Out of a patch of fog, or the branches
of a broken tree, or as a light
suddenly aglow on the ceiling—
they assemble themselves, and briefly appear.
This time it was a beautiful woman
gliding into his room,
her head bent, hands clasped.
She said nothing, but I was sure she was weeping.
She did not look at me; it was not for me
she had come. And then she was gone,
as if back into that light
which was all that she was,
passing like the headlights of a car
across the ceiling, which is what I told myself
it was, or a dream, or half a dream.
What stayed with him was her sadness
and his desire, later, to have spoken,

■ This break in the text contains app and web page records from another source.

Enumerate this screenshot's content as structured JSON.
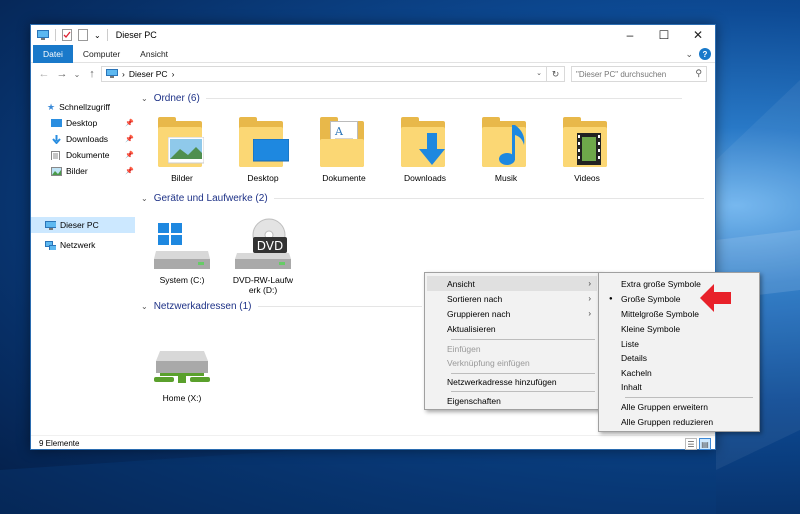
{
  "window": {
    "title": "Dieser PC",
    "controls": {
      "minimize": "–",
      "maximize": "☐",
      "close": "✕"
    }
  },
  "ribbon": {
    "tabs": [
      "Datei",
      "Computer",
      "Ansicht"
    ],
    "collapse": "⌄",
    "help": "?"
  },
  "address": {
    "back": "←",
    "forward": "→",
    "recent": "⌄",
    "up": "↑",
    "separator": "›",
    "path": "Dieser PC",
    "trail": "›",
    "dropdown": "⌄",
    "refresh": "↻",
    "search_placeholder": "\"Dieser PC\" durchsuchen",
    "search_icon": "⚲"
  },
  "sidebar": {
    "quick_access": "Schnellzugriff",
    "pinned": [
      {
        "label": "Desktop",
        "icon": "desktop-icon"
      },
      {
        "label": "Downloads",
        "icon": "downloads-icon"
      },
      {
        "label": "Dokumente",
        "icon": "documents-icon"
      },
      {
        "label": "Bilder",
        "icon": "pictures-icon"
      }
    ],
    "pin_glyph": "📌",
    "this_pc": "Dieser PC",
    "network": "Netzwerk"
  },
  "groups": {
    "folders": {
      "title": "Ordner (6)",
      "items": [
        "Bilder",
        "Desktop",
        "Dokumente",
        "Downloads",
        "Musik",
        "Videos"
      ]
    },
    "drives": {
      "title": "Geräte und Laufwerke (2)",
      "items": [
        {
          "label": "System (C:)",
          "icon": "system-drive-icon"
        },
        {
          "label": "DVD-RW-Laufwerk (D:)",
          "icon": "dvd-drive-icon",
          "badge": "DVD"
        }
      ]
    },
    "network": {
      "title": "Netzwerkadressen (1)",
      "items": [
        {
          "label": "Home (X:)",
          "icon": "network-drive-icon"
        }
      ]
    }
  },
  "status": {
    "count": "9 Elemente",
    "view_details": "☰",
    "view_tiles": "▤"
  },
  "context_menu": {
    "items": [
      {
        "label": "Ansicht",
        "submenu": true
      },
      {
        "label": "Sortieren nach",
        "submenu": true
      },
      {
        "label": "Gruppieren nach",
        "submenu": true
      },
      {
        "label": "Aktualisieren"
      },
      {
        "label": "Einfügen",
        "disabled": true
      },
      {
        "label": "Verknüpfung einfügen",
        "disabled": true
      },
      {
        "label": "Netzwerkadresse hinzufügen"
      },
      {
        "label": "Eigenschaften"
      }
    ],
    "arrow": "›"
  },
  "view_submenu": {
    "items": [
      "Extra große Symbole",
      "Große Symbole",
      "Mittelgroße Symbole",
      "Kleine Symbole",
      "Liste",
      "Details",
      "Kacheln",
      "Inhalt",
      "Alle Gruppen erweitern",
      "Alle Gruppen reduzieren"
    ],
    "selected": "Große Symbole",
    "bullet": "●"
  },
  "colors": {
    "accent": "#1979ca",
    "folder": "#fbd774",
    "arrow": "#e8212a"
  }
}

comforted her, as a father with a child,
since the dead, he thought, are like lost children,
or as a lover, saying the same few words

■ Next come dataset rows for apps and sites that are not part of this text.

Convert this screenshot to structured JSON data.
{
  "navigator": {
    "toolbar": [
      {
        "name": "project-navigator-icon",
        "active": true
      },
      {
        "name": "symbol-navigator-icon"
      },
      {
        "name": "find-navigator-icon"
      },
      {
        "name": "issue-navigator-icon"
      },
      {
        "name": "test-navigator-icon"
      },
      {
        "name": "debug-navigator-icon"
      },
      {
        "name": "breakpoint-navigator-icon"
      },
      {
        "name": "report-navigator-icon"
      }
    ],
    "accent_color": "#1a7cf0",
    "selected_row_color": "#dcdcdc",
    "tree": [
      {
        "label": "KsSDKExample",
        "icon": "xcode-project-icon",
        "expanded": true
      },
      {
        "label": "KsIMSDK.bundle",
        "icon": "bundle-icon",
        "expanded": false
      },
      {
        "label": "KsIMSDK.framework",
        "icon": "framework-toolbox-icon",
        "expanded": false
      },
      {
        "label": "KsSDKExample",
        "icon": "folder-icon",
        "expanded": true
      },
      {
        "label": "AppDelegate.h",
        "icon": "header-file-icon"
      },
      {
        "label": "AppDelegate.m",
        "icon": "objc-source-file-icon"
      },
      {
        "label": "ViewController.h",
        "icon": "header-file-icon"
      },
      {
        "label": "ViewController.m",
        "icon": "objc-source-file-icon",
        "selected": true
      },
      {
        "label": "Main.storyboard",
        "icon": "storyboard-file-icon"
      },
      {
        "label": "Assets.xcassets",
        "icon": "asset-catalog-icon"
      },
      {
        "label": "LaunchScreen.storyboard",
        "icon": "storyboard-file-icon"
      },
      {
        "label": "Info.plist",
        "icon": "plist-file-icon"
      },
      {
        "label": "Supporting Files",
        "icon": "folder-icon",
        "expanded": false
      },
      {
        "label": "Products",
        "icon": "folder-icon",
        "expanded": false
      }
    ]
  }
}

—”What’s wrong? Tell me. What can I say?”—
and meaning them, yet also seeing
her now as someone he would never know.
So it becomes a story of ordinary unhappiness.
She is crying, she does not want him

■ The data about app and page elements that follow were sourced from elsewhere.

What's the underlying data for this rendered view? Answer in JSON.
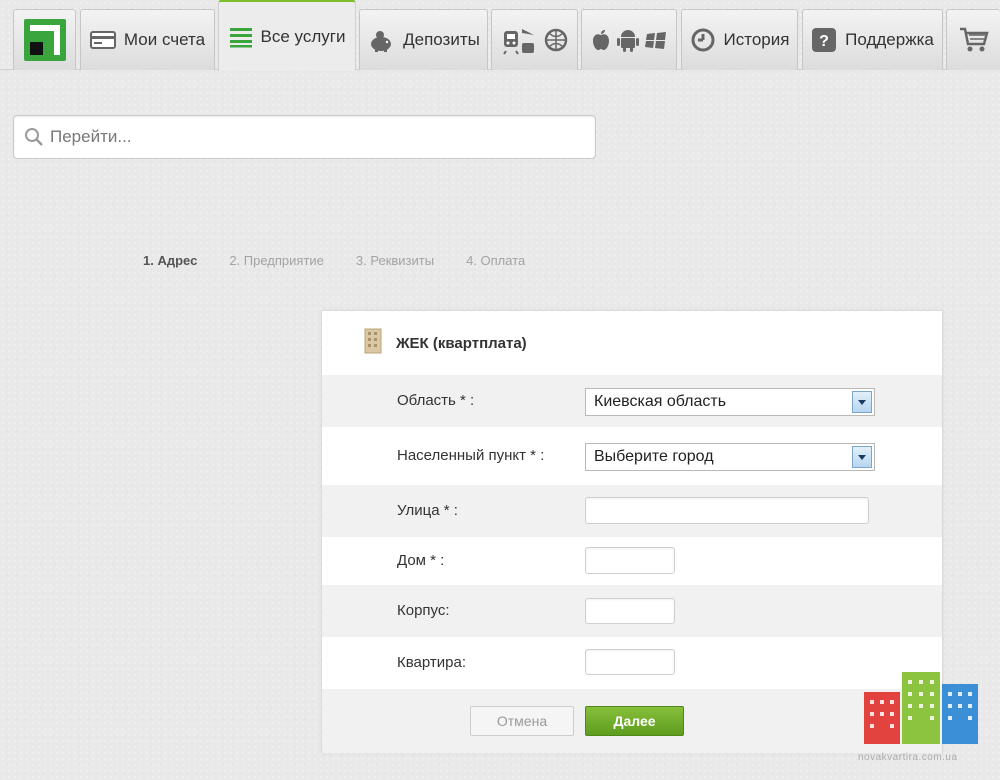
{
  "nav": {
    "tabs": [
      {
        "label": "Мои счета",
        "icon": "card-icon"
      },
      {
        "label": "Все услуги",
        "icon": "list-icon"
      },
      {
        "label": "Депозиты",
        "icon": "piggy-bank-icon"
      },
      {
        "label": "История",
        "icon": "history-icon"
      },
      {
        "label": "Поддержка",
        "icon": "help-icon"
      }
    ],
    "active_tab": "Все услуги",
    "accent_color": "#7bbf2a",
    "logo_color": "#3aa53c"
  },
  "search": {
    "placeholder": "Перейти..."
  },
  "steps": [
    {
      "label": "1. Адрес",
      "active": true
    },
    {
      "label": "2. Предприятие",
      "active": false
    },
    {
      "label": "3. Реквизиты",
      "active": false
    },
    {
      "label": "4. Оплата",
      "active": false
    }
  ],
  "form": {
    "title": "ЖЕК (квартплата)",
    "title_icon": "building-icon",
    "region_label": "Область * :",
    "region_value": "Киевская область",
    "city_label": "Населенный пункт * :",
    "city_value": "Выберите город",
    "street_label": "Улица * :",
    "house_label": "Дом * :",
    "block_label": "Корпус:",
    "apartment_label": "Квартира:",
    "cancel_label": "Отмена",
    "submit_label": "Далее"
  },
  "watermark": {
    "text": "novakvartira.com.ua"
  }
}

to say anything, or to touch her,
just as she will not permit him to leave,
since he must remain a witness, turning
only briefly to the window
where moonlight edges the black branches,
and the wind that is rising
cannot be mistaken for a sign
from any world but this world.